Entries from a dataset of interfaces
'''

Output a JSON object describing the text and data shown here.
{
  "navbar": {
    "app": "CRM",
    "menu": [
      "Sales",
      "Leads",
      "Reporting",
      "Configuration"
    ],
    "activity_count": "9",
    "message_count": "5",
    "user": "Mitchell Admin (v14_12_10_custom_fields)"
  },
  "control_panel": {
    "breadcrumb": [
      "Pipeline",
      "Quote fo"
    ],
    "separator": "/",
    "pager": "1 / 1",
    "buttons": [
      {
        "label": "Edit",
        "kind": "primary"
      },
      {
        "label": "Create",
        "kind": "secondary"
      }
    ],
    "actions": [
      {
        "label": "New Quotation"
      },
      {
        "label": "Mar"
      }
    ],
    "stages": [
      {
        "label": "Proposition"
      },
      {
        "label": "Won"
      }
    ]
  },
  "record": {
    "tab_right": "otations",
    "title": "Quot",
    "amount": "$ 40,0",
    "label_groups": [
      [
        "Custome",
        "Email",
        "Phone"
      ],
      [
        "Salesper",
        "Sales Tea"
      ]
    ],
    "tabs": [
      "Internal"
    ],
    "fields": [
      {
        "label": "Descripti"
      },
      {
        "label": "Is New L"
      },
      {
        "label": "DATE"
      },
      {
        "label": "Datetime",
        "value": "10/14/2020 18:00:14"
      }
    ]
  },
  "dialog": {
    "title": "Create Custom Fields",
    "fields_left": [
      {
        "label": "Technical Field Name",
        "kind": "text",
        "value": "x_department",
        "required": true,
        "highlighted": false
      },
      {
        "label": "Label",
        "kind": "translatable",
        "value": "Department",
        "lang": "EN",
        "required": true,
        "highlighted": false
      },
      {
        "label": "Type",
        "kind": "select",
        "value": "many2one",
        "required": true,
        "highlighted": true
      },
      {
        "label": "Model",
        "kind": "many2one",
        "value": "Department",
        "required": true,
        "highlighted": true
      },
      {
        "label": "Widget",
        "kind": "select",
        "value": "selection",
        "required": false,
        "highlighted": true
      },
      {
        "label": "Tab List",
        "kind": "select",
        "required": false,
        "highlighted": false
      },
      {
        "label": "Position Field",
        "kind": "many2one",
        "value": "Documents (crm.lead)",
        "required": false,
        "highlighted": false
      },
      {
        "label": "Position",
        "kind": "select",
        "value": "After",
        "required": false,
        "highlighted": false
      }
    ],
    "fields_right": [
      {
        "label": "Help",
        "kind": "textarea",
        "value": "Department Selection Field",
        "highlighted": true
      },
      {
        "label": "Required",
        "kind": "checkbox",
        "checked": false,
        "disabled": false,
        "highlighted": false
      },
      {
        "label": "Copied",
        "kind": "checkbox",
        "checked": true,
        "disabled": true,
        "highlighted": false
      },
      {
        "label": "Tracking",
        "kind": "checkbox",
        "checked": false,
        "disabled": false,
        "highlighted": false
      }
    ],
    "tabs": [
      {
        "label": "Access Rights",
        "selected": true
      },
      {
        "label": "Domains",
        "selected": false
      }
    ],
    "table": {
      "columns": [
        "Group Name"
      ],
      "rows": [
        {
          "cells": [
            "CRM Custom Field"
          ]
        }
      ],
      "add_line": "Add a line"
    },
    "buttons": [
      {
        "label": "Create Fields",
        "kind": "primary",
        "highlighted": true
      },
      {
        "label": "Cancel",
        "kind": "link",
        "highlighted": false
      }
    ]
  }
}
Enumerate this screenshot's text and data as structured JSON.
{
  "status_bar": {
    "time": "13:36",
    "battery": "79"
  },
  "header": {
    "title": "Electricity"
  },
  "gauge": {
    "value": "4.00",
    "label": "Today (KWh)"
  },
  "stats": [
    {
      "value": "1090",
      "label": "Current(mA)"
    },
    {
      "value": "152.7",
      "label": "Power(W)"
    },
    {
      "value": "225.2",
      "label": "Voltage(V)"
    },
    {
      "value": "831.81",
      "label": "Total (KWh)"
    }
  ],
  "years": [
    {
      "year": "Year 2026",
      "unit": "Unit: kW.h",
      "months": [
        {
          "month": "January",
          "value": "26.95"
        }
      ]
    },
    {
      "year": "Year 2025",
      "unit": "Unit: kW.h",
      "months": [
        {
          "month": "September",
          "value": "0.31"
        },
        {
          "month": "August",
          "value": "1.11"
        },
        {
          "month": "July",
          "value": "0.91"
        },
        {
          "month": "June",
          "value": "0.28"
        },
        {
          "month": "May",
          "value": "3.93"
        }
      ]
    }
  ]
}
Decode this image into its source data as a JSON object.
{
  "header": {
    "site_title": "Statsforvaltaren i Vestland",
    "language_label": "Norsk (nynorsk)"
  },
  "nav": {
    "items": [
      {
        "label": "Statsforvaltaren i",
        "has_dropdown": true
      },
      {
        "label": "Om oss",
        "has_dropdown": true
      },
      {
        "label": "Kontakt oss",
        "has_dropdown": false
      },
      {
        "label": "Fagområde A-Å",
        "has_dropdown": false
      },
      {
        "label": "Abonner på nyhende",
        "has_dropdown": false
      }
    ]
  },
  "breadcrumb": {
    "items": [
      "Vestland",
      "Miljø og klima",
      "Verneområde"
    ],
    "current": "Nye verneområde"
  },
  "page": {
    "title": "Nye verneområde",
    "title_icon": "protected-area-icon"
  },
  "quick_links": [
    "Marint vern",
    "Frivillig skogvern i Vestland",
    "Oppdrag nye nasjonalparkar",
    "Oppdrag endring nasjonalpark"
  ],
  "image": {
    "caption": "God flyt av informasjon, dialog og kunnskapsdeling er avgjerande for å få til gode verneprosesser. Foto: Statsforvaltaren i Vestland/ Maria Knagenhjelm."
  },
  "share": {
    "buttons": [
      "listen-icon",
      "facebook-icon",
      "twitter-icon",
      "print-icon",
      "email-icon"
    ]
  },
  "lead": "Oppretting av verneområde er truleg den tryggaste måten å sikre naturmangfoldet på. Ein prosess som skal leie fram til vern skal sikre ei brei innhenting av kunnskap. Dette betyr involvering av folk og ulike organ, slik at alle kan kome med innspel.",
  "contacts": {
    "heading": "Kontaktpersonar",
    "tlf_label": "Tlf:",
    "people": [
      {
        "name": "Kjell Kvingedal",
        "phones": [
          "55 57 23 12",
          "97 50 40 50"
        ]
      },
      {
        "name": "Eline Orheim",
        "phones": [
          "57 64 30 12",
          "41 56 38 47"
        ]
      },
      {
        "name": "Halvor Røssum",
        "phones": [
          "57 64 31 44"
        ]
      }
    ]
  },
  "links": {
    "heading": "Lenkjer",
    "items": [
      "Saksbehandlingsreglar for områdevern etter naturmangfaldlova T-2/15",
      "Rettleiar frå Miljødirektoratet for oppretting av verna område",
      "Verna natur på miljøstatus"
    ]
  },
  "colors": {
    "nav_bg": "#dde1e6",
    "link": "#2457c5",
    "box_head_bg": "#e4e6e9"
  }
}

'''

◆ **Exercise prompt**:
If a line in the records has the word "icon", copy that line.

◆ **The completed task**:
    "title_icon": "protected-area-icon"
      "listen-icon",
      "facebook-icon",
      "twitter-icon",
      "print-icon",
      "email-icon"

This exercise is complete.